Asbestos is a hazardous substance that causes ill-health to anyone who disturbs it and was used in household products and building materials. Fortunately, asbestos is no longer used or imported in the UK (it was banned in 1999) due to the health hazards it creates.

Where is Asbestos found in rental properties?

The use of asbestos was particularly popular during the 1950s to 1980s, so pay particular attention if you rent out a property that was built or refurbished during this period.

Asbestos was used so extensively because it possesses many idyllic properties. Amongst other things, asbestos is strong, incombustible, heat-resistant, cheap, sound absorbent and can control condensation. It could be used to make all sorts of products – from roof tiles to kitchen paper – making it easy to see why it was so popular.

Consequently, in a rental property asbestos may be found in almost any material. Some of the most common locations include:

  • Textured wall and ceiling coatings, such as Artex.
  • Floor tiles
  • Asbestos insulating board in walls, ceilings and doors.
  • Baking paper and cardboard.
  • Fire blankets and fire doors.
  • Roof felt.
  • Guttering and pipe work.
  • Bath panels.
  • Garage roofs.

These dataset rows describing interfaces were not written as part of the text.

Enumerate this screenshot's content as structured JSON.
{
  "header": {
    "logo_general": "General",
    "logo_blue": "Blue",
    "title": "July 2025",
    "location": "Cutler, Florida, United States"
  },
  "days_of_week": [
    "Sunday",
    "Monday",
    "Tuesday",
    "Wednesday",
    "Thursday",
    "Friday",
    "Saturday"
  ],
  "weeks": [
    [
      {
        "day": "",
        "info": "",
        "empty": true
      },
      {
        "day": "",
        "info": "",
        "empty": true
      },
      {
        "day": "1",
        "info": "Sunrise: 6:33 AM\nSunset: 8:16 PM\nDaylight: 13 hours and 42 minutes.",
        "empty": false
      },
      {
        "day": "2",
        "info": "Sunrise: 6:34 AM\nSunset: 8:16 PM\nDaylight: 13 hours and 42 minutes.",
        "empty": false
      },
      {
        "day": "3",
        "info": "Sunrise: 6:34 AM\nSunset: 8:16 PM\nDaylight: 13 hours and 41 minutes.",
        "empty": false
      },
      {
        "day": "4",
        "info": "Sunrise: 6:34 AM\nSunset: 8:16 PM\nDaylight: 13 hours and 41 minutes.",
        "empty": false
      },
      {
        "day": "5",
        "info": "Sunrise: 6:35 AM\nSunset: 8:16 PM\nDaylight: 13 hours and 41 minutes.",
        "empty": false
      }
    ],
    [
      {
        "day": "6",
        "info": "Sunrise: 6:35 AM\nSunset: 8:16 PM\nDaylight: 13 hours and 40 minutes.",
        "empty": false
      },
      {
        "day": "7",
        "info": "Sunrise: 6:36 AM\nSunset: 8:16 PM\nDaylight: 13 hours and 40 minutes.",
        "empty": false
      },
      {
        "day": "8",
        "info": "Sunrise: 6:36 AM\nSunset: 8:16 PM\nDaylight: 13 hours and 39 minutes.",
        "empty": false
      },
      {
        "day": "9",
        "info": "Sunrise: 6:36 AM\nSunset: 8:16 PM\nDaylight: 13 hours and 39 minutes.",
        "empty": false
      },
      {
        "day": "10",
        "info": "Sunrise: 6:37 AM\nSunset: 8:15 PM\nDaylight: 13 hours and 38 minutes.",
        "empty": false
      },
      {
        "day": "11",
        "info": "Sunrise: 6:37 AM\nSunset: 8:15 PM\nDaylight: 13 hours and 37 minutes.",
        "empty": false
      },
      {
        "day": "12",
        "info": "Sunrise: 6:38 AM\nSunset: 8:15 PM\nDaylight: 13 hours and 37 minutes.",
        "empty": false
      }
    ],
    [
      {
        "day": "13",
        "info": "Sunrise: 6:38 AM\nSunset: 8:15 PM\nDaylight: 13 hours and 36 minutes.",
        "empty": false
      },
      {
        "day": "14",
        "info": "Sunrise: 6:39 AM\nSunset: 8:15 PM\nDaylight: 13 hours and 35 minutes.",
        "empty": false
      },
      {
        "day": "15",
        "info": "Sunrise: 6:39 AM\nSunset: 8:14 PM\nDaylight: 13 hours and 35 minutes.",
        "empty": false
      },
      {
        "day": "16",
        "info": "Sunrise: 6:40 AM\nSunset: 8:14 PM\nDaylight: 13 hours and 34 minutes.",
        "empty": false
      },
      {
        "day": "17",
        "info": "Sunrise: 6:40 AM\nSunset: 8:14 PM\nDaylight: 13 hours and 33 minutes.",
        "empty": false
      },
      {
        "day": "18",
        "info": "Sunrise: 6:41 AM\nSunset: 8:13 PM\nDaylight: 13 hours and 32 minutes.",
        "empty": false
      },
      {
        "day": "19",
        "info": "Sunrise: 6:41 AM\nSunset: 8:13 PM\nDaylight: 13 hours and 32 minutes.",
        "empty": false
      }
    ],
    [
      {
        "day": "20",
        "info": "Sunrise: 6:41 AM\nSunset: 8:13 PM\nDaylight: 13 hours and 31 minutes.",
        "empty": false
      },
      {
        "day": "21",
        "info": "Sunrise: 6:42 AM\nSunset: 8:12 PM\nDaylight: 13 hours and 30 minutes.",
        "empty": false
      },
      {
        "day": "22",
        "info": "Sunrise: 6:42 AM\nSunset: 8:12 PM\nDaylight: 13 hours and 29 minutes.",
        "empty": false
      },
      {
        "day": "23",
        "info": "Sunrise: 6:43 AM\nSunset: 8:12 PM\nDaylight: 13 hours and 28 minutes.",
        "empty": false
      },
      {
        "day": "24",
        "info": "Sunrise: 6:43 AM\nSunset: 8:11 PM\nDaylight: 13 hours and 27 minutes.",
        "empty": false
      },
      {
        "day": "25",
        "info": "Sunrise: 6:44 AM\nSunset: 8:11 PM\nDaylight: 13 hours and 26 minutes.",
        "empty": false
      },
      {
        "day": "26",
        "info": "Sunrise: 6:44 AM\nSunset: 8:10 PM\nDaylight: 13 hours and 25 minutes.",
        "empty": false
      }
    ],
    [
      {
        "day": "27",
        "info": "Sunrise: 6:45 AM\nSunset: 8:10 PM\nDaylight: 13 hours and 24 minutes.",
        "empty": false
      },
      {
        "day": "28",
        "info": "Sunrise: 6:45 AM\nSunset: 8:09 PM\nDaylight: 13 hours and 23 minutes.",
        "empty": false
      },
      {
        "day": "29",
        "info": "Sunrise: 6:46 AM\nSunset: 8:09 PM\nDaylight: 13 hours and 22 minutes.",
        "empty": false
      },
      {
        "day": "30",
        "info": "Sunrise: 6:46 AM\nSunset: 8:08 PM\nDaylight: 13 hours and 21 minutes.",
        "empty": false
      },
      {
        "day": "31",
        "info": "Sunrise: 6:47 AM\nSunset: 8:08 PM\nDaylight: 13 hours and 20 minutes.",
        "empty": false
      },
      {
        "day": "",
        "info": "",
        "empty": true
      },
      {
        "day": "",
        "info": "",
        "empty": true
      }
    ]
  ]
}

Who is at risk from Asbestos?

Anyone who disturbs or damages an asbestos containing material, and who consequently inhales the harmful fibres, is at risk from ill-health.

Tradesmen such as plumbers, carpenters, electricians and gas fitters are most at risk, as are those who take part in any other sort of building repair or refurbishment, like plasterers, roofers, decorators and heating engineers.


What are Landlords’ legal responsibilities?

Under the Control of Asbestos Regulations 2012 (CAR 2012), employers and the self-employed must prevent people from being exposed to asbestos or else reduce the risk to as low a level as possible.

These regulations apply to landlords but the legislation is somewhat confusing, as the law only refers to ‘non-domestic’ properties. This means that you have a legal responsibility to assess the risks from asbestos in all common parts where people don’t live, such as entrance halls, stairways, shared roof-spaces, shared garages, boiler rooms and communal gardens.

The law requires you to find out if asbestos is present in these communal parts and protect people from the hazards. If you locate asbestos containing materials then you should make a record of the location and type of asbestos and ensure a plan is in place to manage the risks and monitor any changes in its condition.

If you intend to instruct tradesmen to work on your property then you should inform them of the presence of asbestos (or suspected presence) before they begin work.

Perhaps confusingly, under CAR 2012, private residences like individual flats, private houses and private rooms etc are not covered by the same requirements and so you don’t have a ‘duty’ to manage asbestos risks. However, it’s still seen as good practice to assess the risks in order to keep your tenants from harm.

The Defective Premises Act 1972 reiterates the importance of protecting tenants from personal injury or disease caused by a defect in the state of the property. Whilst asbestos isn’t specifically mentioned within this law, it makes sense to assume it is included. You should therefore do all that you can to identify the hazards and ensure they are controlled. You can find out more about Asbestos Regulations from The Asbestos Information Centre.

What should you do if you suspect Asbestos is present?

If you, a tenant or a tradesman suspects that asbestos may be present in the property then your first step is to leave it alone. Disturbing or trying to move the asbestos will cause harmful fibres to be released so it’s important that you don’t try and remove it yourself.

Inform your local authority of your suspicions and arrange for the material to be tested and/or removed by a licensed contractor if necessary.

<< Go to Landlord Advice Guide, part 8 of 10 – Landlord’s guide to condensation control

Go to Landlord Advice Guide, part 10 of 10 – Guide to creating an inventory checklist >>